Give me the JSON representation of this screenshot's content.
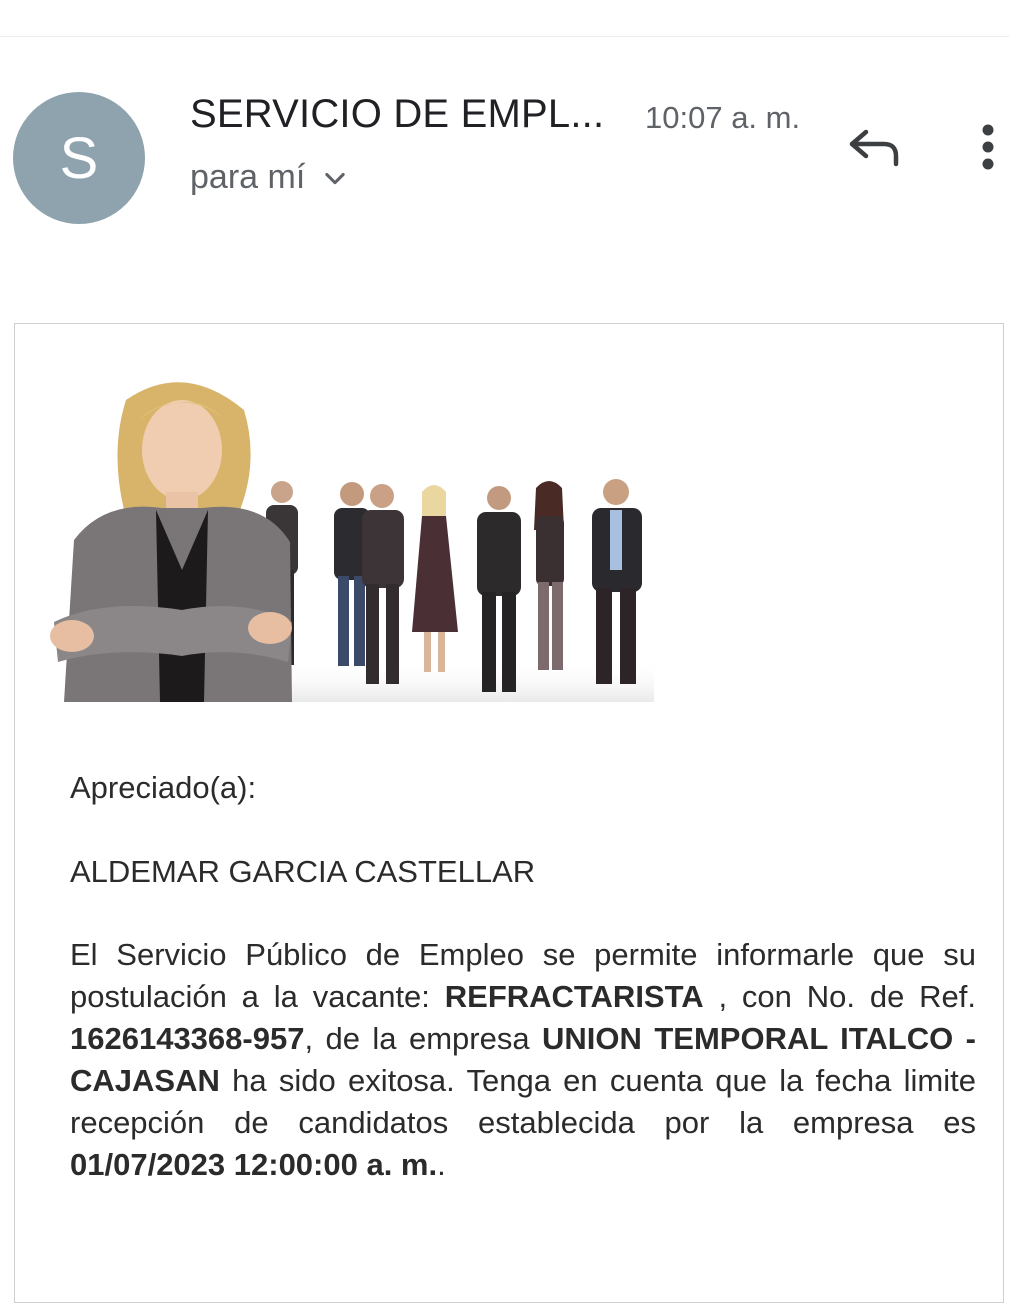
{
  "header": {
    "avatar_letter": "S",
    "sender": "SERVICIO DE EMPL...",
    "time": "10:07 a. m.",
    "recipient": "para mí"
  },
  "icons": {
    "chevron": "chevron-down-icon",
    "reply": "reply-icon",
    "more": "more-vert-icon"
  },
  "colors": {
    "avatar_bg": "#8fa3ae",
    "text": "#202124",
    "muted": "#5f6368"
  },
  "message": {
    "greeting": "Apreciado(a):",
    "candidate_name": "ALDEMAR GARCIA CASTELLAR",
    "p1": "El Servicio Público de Empleo se permite informarle que su postulación a la vacante: ",
    "vacancy": "REFRACTARISTA",
    "p2": " , con No. de Ref. ",
    "reference": "1626143368-957",
    "p3": ", de la empresa ",
    "company": "UNION TEMPORAL ITALCO - CAJASAN",
    "p4": " ha sido exitosa. Tenga en cuenta que la fecha limite recepción de candidatos establecida por la empresa es ",
    "deadline": "01/07/2023 12:00:00 a. m.",
    "p5": "."
  }
}
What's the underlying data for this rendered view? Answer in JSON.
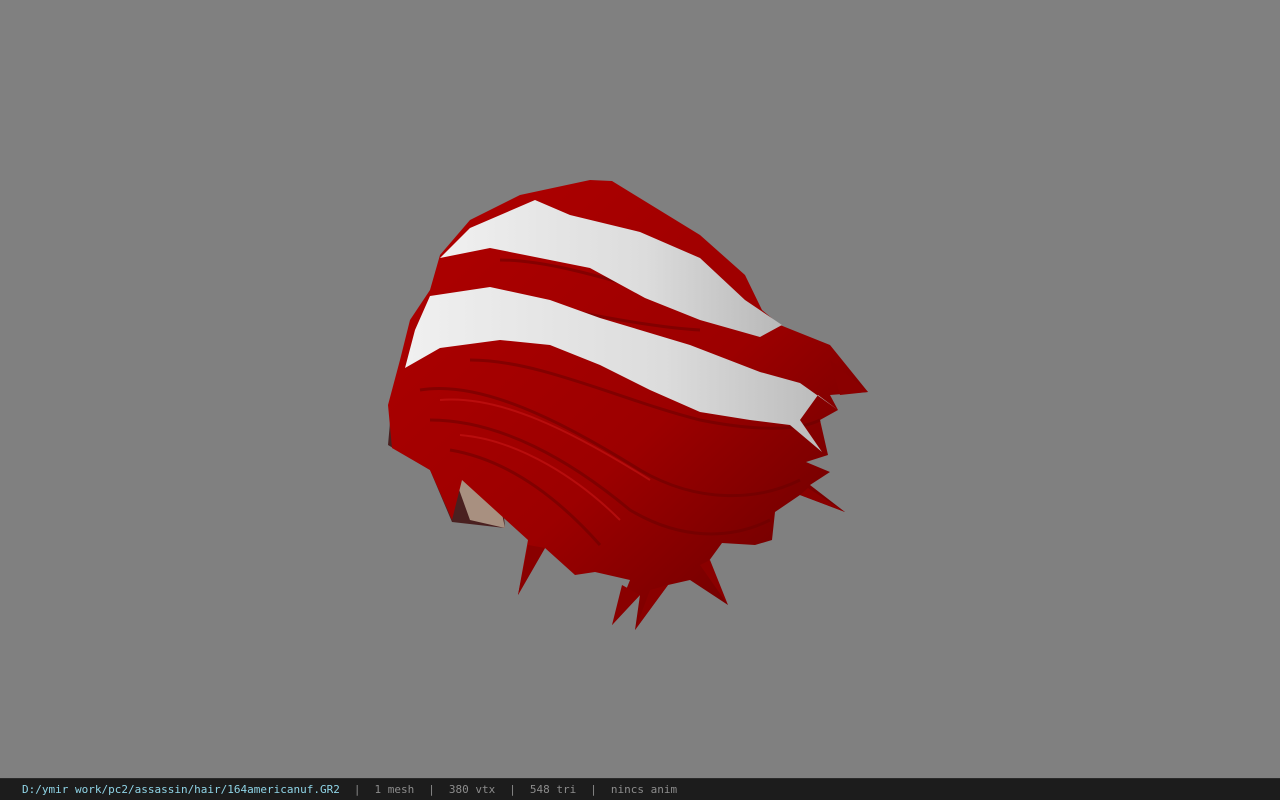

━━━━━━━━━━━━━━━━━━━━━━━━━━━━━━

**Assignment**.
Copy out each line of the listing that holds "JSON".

**Problem solution**.
Give me the JSON representation of this screenshot's content.
What's the underlying data for this rendered view? Answer in JSON.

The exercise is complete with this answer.